To see my current projects, look at my vita (cv), which will be more current.

Below are some past projects, from back in the days when I had fewer projects so I had more time to update this...

Statistical Methods for Attenuation Correction in ECT
NIH R29 CA 06711
Student: Hakan Erdogan
One of the most important physical effects in positron emission tomography (PET) is photon attenuation. To correct for the affects of attenuation, PET scans are preceded by a transmission scan, which is usually very noisy. Traditional attenuation correction methods are suboptimal since they do not fully account for the noise in the transmission measurements. We are developing methods for estimating the attenuation correction factors based on statistical models for the transmission measurements. This work has led to new algorithms for tomographic image reconstruction. We are also developing methods for joint estimation of transmission and emission data from "post-injection" transmission scans, which are contaminated by emission counts.
Spatial Resolution Properties of Penalized-Likelihood Image Reconstruction Methods
Whitaker Foundation
Student: Web Stayman
We have shown that traditional methods for regularizing ill-conditioned problems such as tomographic image reconstruction lead to shift-variant spatial resolution when the measurement statistics are nonstationary. In this project we are developing improved regularization methods that yield uniform spatial resolution even for shift-variant tomographic systems.
Estimation Strategies for Nuclear Medical Imaging
PI: W. Leslie Rogers (with A. O. Hero and N. H. Clinthorne)
NIH R01 CA 54362
Student: Mehmet Yavuz
In this project we are developing improved image reconstruction methods for imaging small animals with a Michigan-designed SPECT (single-photon emission computed tomography) system known as SPRINT. The project includes statistical methods for analyzing and predicting system performance based on lower bounds on mean-square error.

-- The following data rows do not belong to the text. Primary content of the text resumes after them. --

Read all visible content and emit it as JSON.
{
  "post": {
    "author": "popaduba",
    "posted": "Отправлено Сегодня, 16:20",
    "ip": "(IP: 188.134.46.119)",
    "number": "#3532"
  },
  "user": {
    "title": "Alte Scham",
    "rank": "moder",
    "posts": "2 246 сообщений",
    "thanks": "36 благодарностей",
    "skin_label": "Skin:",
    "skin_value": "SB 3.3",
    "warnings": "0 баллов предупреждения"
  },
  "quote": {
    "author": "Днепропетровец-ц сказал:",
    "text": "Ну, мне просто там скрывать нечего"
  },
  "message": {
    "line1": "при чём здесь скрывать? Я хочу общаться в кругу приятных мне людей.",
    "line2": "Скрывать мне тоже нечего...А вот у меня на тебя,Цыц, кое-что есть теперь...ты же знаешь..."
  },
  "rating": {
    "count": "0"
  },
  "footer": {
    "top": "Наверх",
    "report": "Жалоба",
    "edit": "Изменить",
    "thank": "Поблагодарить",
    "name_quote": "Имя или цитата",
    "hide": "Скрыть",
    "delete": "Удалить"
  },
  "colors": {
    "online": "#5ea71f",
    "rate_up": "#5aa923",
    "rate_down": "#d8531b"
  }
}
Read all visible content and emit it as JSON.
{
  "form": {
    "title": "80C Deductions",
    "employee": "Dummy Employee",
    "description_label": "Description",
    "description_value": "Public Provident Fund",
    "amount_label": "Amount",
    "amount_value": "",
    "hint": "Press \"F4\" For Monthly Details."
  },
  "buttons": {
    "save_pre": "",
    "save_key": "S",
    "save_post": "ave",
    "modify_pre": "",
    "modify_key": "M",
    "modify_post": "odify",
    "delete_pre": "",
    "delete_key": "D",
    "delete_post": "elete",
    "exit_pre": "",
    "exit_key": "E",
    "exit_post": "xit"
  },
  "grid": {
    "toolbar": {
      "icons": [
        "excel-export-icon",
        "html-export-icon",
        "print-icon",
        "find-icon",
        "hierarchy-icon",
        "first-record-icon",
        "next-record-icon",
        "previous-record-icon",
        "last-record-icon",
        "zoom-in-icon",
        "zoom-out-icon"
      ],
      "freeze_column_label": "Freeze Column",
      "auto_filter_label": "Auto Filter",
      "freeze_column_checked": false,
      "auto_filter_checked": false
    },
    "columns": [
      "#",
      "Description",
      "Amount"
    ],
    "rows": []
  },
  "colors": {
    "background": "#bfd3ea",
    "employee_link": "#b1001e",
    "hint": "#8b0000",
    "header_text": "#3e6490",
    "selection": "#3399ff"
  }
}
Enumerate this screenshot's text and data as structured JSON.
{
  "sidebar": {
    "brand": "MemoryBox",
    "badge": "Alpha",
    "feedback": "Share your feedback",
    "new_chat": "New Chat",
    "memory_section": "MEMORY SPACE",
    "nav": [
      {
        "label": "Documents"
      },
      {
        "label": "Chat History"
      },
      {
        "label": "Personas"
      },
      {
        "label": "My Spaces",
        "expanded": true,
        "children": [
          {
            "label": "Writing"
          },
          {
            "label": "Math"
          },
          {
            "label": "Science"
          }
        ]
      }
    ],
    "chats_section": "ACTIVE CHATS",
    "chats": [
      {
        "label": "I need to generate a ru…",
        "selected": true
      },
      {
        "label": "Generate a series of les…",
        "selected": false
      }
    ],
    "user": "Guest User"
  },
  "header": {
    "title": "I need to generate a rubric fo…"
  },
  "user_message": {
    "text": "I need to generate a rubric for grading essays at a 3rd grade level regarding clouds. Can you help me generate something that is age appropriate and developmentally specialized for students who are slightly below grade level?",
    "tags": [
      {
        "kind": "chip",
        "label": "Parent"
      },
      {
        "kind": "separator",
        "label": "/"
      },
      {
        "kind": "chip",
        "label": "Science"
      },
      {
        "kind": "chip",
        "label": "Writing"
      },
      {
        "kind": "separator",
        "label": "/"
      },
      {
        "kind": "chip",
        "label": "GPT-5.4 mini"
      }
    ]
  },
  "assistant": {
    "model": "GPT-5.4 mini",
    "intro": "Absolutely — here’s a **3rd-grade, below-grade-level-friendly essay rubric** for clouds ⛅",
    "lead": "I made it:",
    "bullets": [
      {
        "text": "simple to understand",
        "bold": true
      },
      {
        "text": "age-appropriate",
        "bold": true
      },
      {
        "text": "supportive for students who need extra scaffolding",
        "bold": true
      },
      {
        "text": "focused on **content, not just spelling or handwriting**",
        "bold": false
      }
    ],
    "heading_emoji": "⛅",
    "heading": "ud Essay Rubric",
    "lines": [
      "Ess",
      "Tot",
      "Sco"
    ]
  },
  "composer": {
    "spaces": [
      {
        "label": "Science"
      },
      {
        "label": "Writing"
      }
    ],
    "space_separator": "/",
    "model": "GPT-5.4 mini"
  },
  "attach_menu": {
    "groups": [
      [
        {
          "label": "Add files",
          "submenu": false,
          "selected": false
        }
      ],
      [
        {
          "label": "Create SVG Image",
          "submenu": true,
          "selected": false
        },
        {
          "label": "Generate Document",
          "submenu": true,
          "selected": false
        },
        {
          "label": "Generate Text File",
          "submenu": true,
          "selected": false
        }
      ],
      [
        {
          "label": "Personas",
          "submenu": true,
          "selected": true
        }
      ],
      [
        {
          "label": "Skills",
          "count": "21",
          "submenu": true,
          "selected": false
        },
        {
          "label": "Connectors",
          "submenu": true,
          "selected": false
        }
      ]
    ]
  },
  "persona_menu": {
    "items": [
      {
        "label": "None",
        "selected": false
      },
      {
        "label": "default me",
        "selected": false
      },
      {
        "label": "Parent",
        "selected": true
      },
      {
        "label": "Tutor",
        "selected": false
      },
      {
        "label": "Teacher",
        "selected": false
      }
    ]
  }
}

Positron Emission Tomography of Breast Carcinoma
PI: Richard L. Wahl
NIH R01 CA 52880
In this project we are evaluating the efficacy of fully 3D PET for imaging breast cancer.